As desirable as it might be, appellant's due process rights do not include as a condition precedent to termination of parental rights that the state agency having custody of a minor child make affirmative efforts to reunite the family. The statute in this jurisdiction which governs proceedings to terminate the parental rights of neglected children, D.C. Code § 16-2351 et seq. (1989), contains no express requirement that the agency having custody of a neglected child demonstrate that it has made reasonable efforts to reunite parent and child before the government or a guardian, acting on behalf of the child, can institute termination proceedings nor before the court can decide such cases.
In support of his argument that his due process rights were violated by the failure of DHS to make reasonable efforts to reunite him with his child, appellant relies on cases from states which have statutes requiring proof that the agency having care of the child has made reasonable efforts to strengthen and encourage the family relationship before the petition to terminate can be filed or granted. See In re Lori D., 510 A.2d 421, 424 (R.I. 1986) (order dismissing petition reversed where record replete with efforts of state agency to reunite family as required by law); *fn4 see also Weaver v. Roanoke Dep't of Human Resources, 220 Va. 921, , 265 S.E.2d 692, 696-97 (1980) (termination order reversed because of lack of evidence indicating reasonable efforts taken by social agencies to remedy conditions leading to foster care). *fn5 In the absence of similar statutes expressly requiring that rehabilitative efforts be offered by state agencies, courts have refused to impose such requirements as a condition precedent to filing a termination proceeding. See In re I.R.A., 487 Pa. 563, 410 A.2d 755, 757 (1980). In Maine, in spite of a statutory provision placing upon the state agency an obligation to facilitate reunification of children in its custody with their parents, the court held that the failure of the agency to fulfill that responsibility would not preclude termination of parental rights absent an express requirement of such proof. In re Daniel C., 480 A.2d 766, 770 (Me. 1984).
The controlling statute in this jurisdiction contains no requirement that DHS make affirmative efforts to reunite the family. See D.C. Code § 16-2351 et seq. That is not to suggest that the custodial governmental agency has no obligation in that regard. The statute under which A.C. was adjudicated neglected contains numerous provisions focusing on the roles of the court and public agencies in the reunification process. Following an adjudication of neglect, a preDisposition study and report must be prepared which addresses the harms which led to intervention, plans for alleviating them, recommended services and service providers, actions required by the parents to remedy problems, estimated time necessary to reach goals of intervention, and the criteria for determining that continued intervention is no longer necessary.
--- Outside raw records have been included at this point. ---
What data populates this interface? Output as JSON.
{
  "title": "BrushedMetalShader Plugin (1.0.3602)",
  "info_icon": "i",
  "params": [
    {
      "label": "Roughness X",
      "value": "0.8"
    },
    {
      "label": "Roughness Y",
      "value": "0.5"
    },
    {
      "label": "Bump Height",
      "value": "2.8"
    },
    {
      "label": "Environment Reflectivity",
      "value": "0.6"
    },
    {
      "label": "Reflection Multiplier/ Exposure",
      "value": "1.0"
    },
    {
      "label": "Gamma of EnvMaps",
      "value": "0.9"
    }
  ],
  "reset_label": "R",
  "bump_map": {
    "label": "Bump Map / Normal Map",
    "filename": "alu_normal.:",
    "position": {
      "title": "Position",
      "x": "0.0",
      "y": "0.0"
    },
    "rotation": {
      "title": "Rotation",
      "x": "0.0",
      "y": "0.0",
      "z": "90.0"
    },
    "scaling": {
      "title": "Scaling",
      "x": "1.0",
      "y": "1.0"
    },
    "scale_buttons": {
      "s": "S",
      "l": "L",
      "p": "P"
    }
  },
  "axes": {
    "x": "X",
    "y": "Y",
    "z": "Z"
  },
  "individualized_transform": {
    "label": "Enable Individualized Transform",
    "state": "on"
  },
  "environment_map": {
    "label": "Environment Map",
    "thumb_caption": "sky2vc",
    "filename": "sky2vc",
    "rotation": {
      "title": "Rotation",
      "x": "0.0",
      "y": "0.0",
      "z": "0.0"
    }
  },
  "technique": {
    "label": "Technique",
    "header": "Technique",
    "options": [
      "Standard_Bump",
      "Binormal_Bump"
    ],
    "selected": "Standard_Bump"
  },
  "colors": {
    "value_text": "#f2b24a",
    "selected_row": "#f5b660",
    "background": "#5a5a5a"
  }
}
D.C. Code § 16-2319(c)(1). If the child is removed from the care of a parent, guardian or custodian, the report must contain plans for maintaining contact between parent and child and for fostering that relationship, consistent with the child's well-being. D.C. Code § 16-2319(2)(D). The court must consider the plan contained in the report in making its Dispositional order. D.C. Code § 16-2320(f); See In re M.C.S., 555 A.2d 463 (D.C. 1989); see also In re C.W.M., 407 A.2d 617, 623-24 (D.C. 1979). ...